(Excerpts from an interface dataset)
■ ■ ■ ■ ■ ■ ■
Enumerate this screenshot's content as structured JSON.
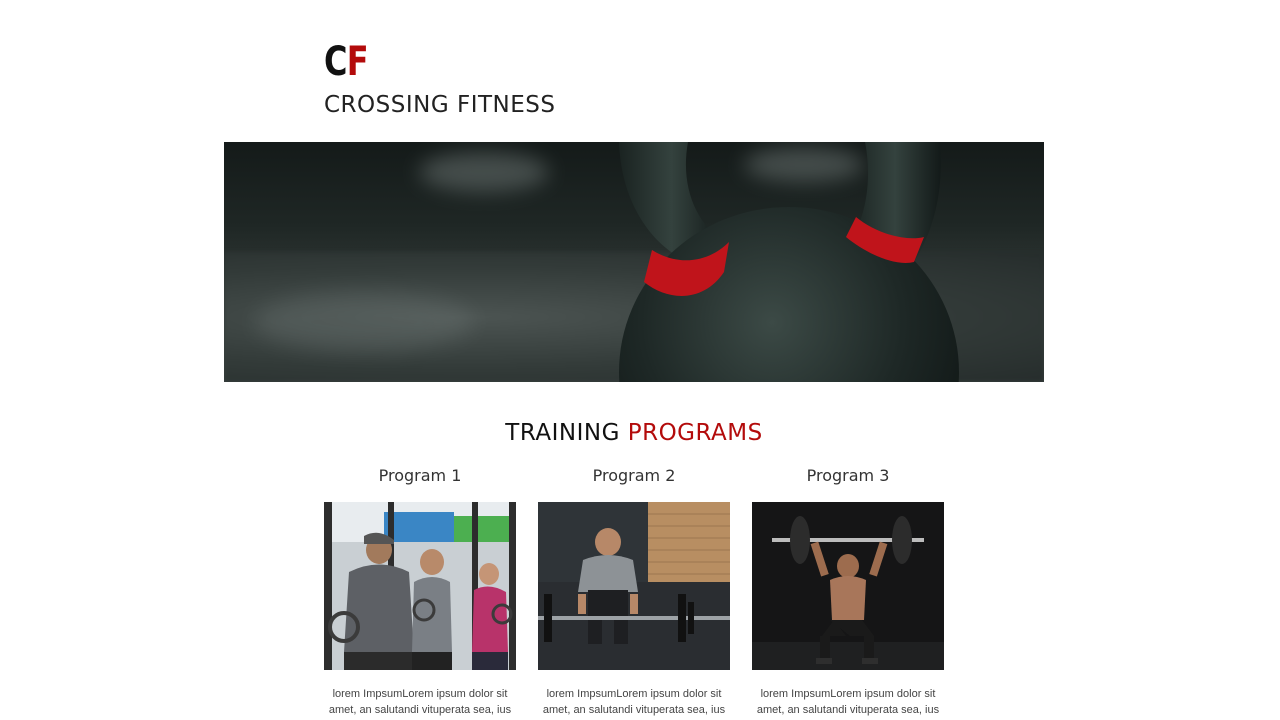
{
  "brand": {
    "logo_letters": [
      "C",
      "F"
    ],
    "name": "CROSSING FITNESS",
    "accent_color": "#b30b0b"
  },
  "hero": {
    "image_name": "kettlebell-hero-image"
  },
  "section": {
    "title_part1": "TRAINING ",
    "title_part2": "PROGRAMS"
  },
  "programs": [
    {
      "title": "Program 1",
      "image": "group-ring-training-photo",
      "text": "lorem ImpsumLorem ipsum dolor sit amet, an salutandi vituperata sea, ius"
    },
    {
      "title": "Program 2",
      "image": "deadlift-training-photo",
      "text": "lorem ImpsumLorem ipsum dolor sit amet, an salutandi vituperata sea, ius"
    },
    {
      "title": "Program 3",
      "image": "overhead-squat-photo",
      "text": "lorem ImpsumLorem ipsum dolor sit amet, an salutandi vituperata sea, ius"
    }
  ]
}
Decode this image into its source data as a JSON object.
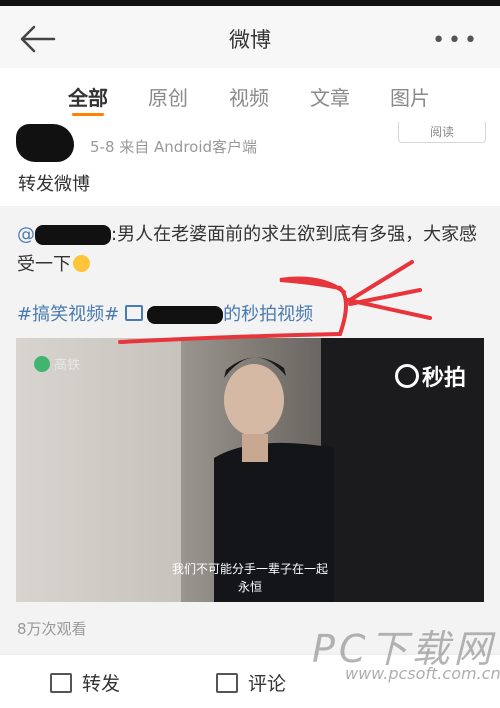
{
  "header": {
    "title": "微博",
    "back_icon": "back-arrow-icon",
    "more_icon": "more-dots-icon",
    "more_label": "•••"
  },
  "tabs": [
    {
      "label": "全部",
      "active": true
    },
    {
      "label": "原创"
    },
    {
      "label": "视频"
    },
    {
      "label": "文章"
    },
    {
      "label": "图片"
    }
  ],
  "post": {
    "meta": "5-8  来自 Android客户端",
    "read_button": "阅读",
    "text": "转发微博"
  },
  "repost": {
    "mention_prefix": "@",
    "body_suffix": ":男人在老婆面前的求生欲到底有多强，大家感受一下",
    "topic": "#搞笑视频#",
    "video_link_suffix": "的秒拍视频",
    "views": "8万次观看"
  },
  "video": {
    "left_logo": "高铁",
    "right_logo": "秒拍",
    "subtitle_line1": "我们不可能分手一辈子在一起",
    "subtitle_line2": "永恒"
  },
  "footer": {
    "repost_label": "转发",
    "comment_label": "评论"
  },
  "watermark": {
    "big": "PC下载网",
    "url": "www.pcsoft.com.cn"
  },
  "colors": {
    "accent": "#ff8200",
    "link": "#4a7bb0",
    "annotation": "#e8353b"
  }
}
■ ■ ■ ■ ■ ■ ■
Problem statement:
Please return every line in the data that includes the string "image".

Written answer:
    "image_name": "kettlebell-hero-image"
      "image": "group-ring-training-photo",
      "image": "deadlift-training-photo",
      "image": "overhead-squat-photo",
Decode this image into its source data as a JSON object.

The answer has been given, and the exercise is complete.